Wednesday October 23rd    This morning we had Clear pleasant Weather, We took an early breakfast, in order to get the Canoes from where we left them Yesterday; About 8 o'Clock A. M. the greatest part of our Men, set out with Captain Clark and went up to the head of the falls, where we took our Canoes to the opposite 〈shore,〉 side of the River & hawled them out on the Shore.—

The party then hawled the Canoes, round a perpendicular fall of 21 feet, and also round high rocks for about a quarter of a Mile distance and then put them in the Water again.    This portage is frequently used by the Natives, in hawling their Canoes round & is a great fishery & used by the Natives as such, in the spring of the Year.    we found at this place innumerable Quantities of fleas, the ground being cover'd with them, & they were very troublesome.    the place where we put our Canoes last into the Water, lies below a fall of 22 feet perpendicular.    The Men embark'd on board the Canoes again, and went with great rapidity through the Rocks in a narrow Channel of the River and crossed a whirl pool, which was better than a half Mile across; & came to where lay 2 little falls of about 3 feet each.    They then let the Canoes down through those falls by Ropes.    One of our Canoes got away from the Men who was letting her down at the lower Shoot; & was taken up by some of the Natives, just below where we left our baggage &ca.    Towards evening we got all our Canoes safe down to our Camp.    These falls is called the Grand falls of Columbia River, and lies in Latitude 45° 42' 57 3/10s North, the heighth of them as before mentioned is altogether 37 feet 8 Inches, and has a large Island of rock, lying in the middle of them, & has a terrifying appearance to pass through.    We have some of our Men this day sick at our Camp; owing to fataigue, manner of living, Water &ca.    Our party that were left at the Camp purchased several dogs from the Natives.    In the Evening one of the Indian Chiefs, that descended the River with us; made signs to us, & let us know, that the Indians who are at our Camp, had formed a design to kill us in the night.    We kept up a strong guard all night, but they did not attempt to put their plan into execution.—

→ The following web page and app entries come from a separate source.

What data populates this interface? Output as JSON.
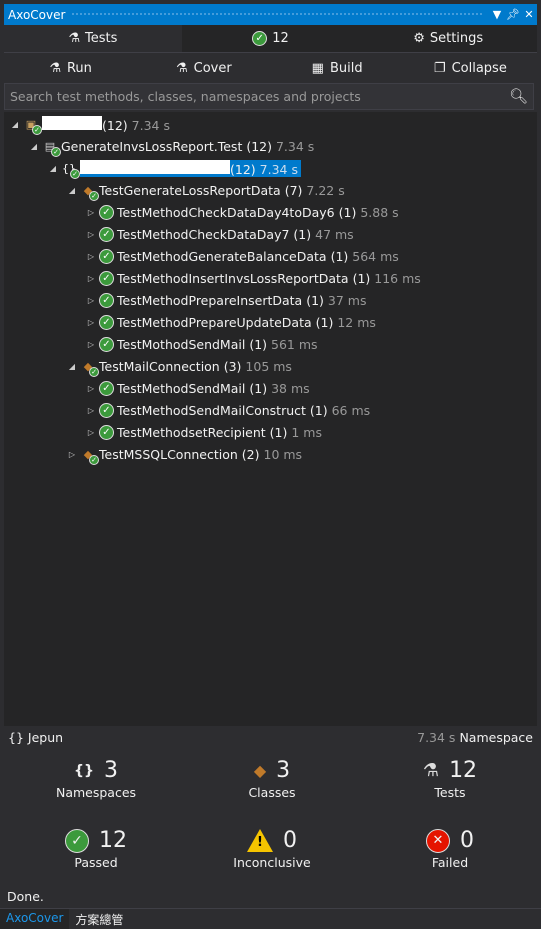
{
  "window": {
    "title": "AxoCover"
  },
  "tabs": [
    {
      "label": "Tests",
      "icon": "flask-tests-icon"
    },
    {
      "label": "12",
      "icon": "check-circle-icon"
    },
    {
      "label": "Settings",
      "icon": "gear-icon"
    }
  ],
  "toolbar": {
    "run": "Run",
    "cover": "Cover",
    "build": "Build",
    "collapse": "Collapse"
  },
  "search": {
    "placeholder": "Search test methods, classes, namespaces and projects"
  },
  "tree": [
    {
      "level": 0,
      "kind": "solution",
      "name": "",
      "redacted": true,
      "count": "(12)",
      "time": "7.34 s",
      "expanded": true
    },
    {
      "level": 1,
      "kind": "project",
      "name": "GenerateInvsLossReport.Test",
      "count": "(12)",
      "time": "7.34 s",
      "expanded": true
    },
    {
      "level": 2,
      "kind": "namespace",
      "name": "",
      "redacted": true,
      "count": "(12)",
      "time": "7.34 s",
      "expanded": true,
      "selected": true
    },
    {
      "level": 3,
      "kind": "class",
      "name": "TestGenerateLossReportData",
      "count": "(7)",
      "time": "7.22 s",
      "expanded": true
    },
    {
      "level": 4,
      "kind": "test",
      "name": "TestMethodCheckDataDay4toDay6",
      "count": "(1)",
      "time": "5.88 s"
    },
    {
      "level": 4,
      "kind": "test",
      "name": "TestMethodCheckDataDay7",
      "count": "(1)",
      "time": "47 ms"
    },
    {
      "level": 4,
      "kind": "test",
      "name": "TestMethodGenerateBalanceData",
      "count": "(1)",
      "time": "564 ms"
    },
    {
      "level": 4,
      "kind": "test",
      "name": "TestMethodInsertInvsLossReportData",
      "count": "(1)",
      "time": "116 ms"
    },
    {
      "level": 4,
      "kind": "test",
      "name": "TestMethodPrepareInsertData",
      "count": "(1)",
      "time": "37 ms"
    },
    {
      "level": 4,
      "kind": "test",
      "name": "TestMethodPrepareUpdateData",
      "count": "(1)",
      "time": "12 ms"
    },
    {
      "level": 4,
      "kind": "test",
      "name": "TestMothodSendMail",
      "count": "(1)",
      "time": "561 ms"
    },
    {
      "level": 3,
      "kind": "class",
      "name": "TestMailConnection",
      "count": "(3)",
      "time": "105 ms",
      "expanded": true
    },
    {
      "level": 4,
      "kind": "test",
      "name": "TestMethodSendMail",
      "count": "(1)",
      "time": "38 ms"
    },
    {
      "level": 4,
      "kind": "test",
      "name": "TestMethodSendMailConstruct",
      "count": "(1)",
      "time": "66 ms"
    },
    {
      "level": 4,
      "kind": "test",
      "name": "TestMethodsetRecipient",
      "count": "(1)",
      "time": "1 ms"
    },
    {
      "level": 3,
      "kind": "class",
      "name": "TestMSSQLConnection",
      "count": "(2)",
      "time": "10 ms",
      "expanded": false
    }
  ],
  "details": {
    "name": "Jepun",
    "time": "7.34 s",
    "type": "Namespace"
  },
  "stats": [
    {
      "value": "3",
      "label": "Namespaces",
      "icon": "namespace-icon"
    },
    {
      "value": "3",
      "label": "Classes",
      "icon": "class-icon"
    },
    {
      "value": "12",
      "label": "Tests",
      "icon": "flask-icon"
    },
    {
      "value": "12",
      "label": "Passed",
      "icon": "passed-icon"
    },
    {
      "value": "0",
      "label": "Inconclusive",
      "icon": "warning-icon"
    },
    {
      "value": "0",
      "label": "Failed",
      "icon": "failed-icon"
    }
  ],
  "status": "Done.",
  "bottom_tabs": [
    "AxoCover",
    "方案總管"
  ]
}
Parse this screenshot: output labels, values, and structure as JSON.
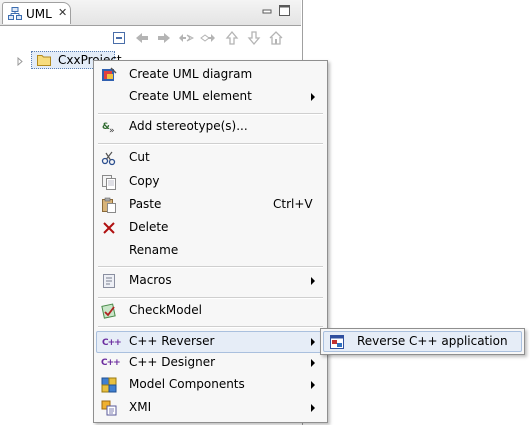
{
  "view": {
    "tab_title": "UML",
    "tab_close": "✕"
  },
  "tree": {
    "project_label": "CxxProject"
  },
  "context_menu": {
    "items": [
      {
        "label": "Create UML diagram",
        "icon": "uml-diagram-icon"
      },
      {
        "label": "Create UML element",
        "icon": "none",
        "submenu": true
      },
      {
        "label": "Add stereotype(s)...",
        "icon": "stereotype-icon"
      },
      {
        "label": "Cut",
        "icon": "scissors-icon"
      },
      {
        "label": "Copy",
        "icon": "copy-icon"
      },
      {
        "label": "Paste",
        "icon": "paste-icon",
        "shortcut": "Ctrl+V"
      },
      {
        "label": "Delete",
        "icon": "delete-x-icon"
      },
      {
        "label": "Rename",
        "icon": "rename-icon"
      },
      {
        "label": "Macros",
        "icon": "macros-icon",
        "submenu": true
      },
      {
        "label": "CheckModel",
        "icon": "checkmodel-icon"
      },
      {
        "label": "C++ Reverser",
        "icon": "cpp-icon",
        "submenu": true
      },
      {
        "label": "C++ Designer",
        "icon": "cpp-icon",
        "submenu": true
      },
      {
        "label": "Model Components",
        "icon": "model-components-icon",
        "submenu": true
      },
      {
        "label": "XMI",
        "icon": "xmi-icon",
        "submenu": true
      }
    ]
  },
  "submenu": {
    "label": "Reverse C++ application",
    "icon": "reverse-app-icon"
  },
  "colors": {
    "hover_bg": "#e6edf7",
    "hover_border": "#aac0de",
    "menu_bg": "#f7f7f7",
    "cpp_purple": "#6a2a9e"
  }
}
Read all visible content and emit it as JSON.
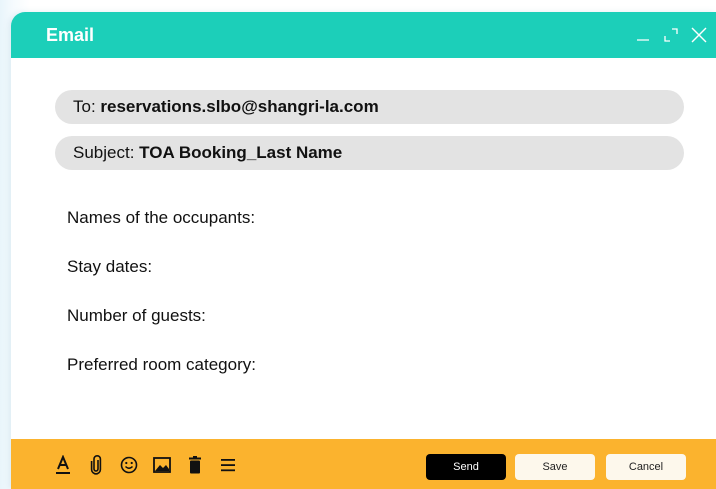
{
  "window": {
    "title": "Email",
    "controls": [
      "minimize-icon",
      "maximize-icon",
      "close-icon"
    ]
  },
  "compose": {
    "to_label": "To:",
    "to_value": "reservations.slbo@shangri-la.com",
    "subject_label": "Subject:",
    "subject_value": "TOA Booking_Last Name"
  },
  "body": {
    "lines": [
      "Names of the occupants:",
      "Stay dates:",
      "Number of guests:",
      "Preferred room category:"
    ]
  },
  "toolbar": {
    "tools": [
      "text-format-icon",
      "attachment-icon",
      "emoji-icon",
      "image-icon",
      "trash-icon",
      "menu-icon"
    ],
    "send_label": "Send",
    "save_label": "Save",
    "cancel_label": "Cancel"
  },
  "colors": {
    "titlebar": "#1ccfb9",
    "toolbar": "#fbb32e",
    "send_button": "#000000",
    "field_background": "#e3e3e3"
  }
}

1. Possibly a reference to the entry in Codex H for this day. (back)
2. The sea otter, Enhydra lutris, never leaves salt water. They had evidently observed the harbor seal, Phoca vitulina richardii, a species new to science. The captains later corrected this error; see below, February 23, 1806. Cutright (LCPN), 233–34. (back)
3. The observation may be in Lewis's hand. (back)
4. This passage about fleas has a red vertical line through it, perhaps drawn by Biddle. (back)
5. The Chinookan peoples of the lower Columbia and Northwest Coast were master canoe-builders, a skill which helped them immeasurably in coping with their environment. For further observations, see below, February 1, 1806. Ray (CI), 121, 126–27. (back)
6. Fleas belong to the family Pulicidae, but these may in fact be human body lice, Pediculus humanus. See Clark's entry of October 26, 1805. (back)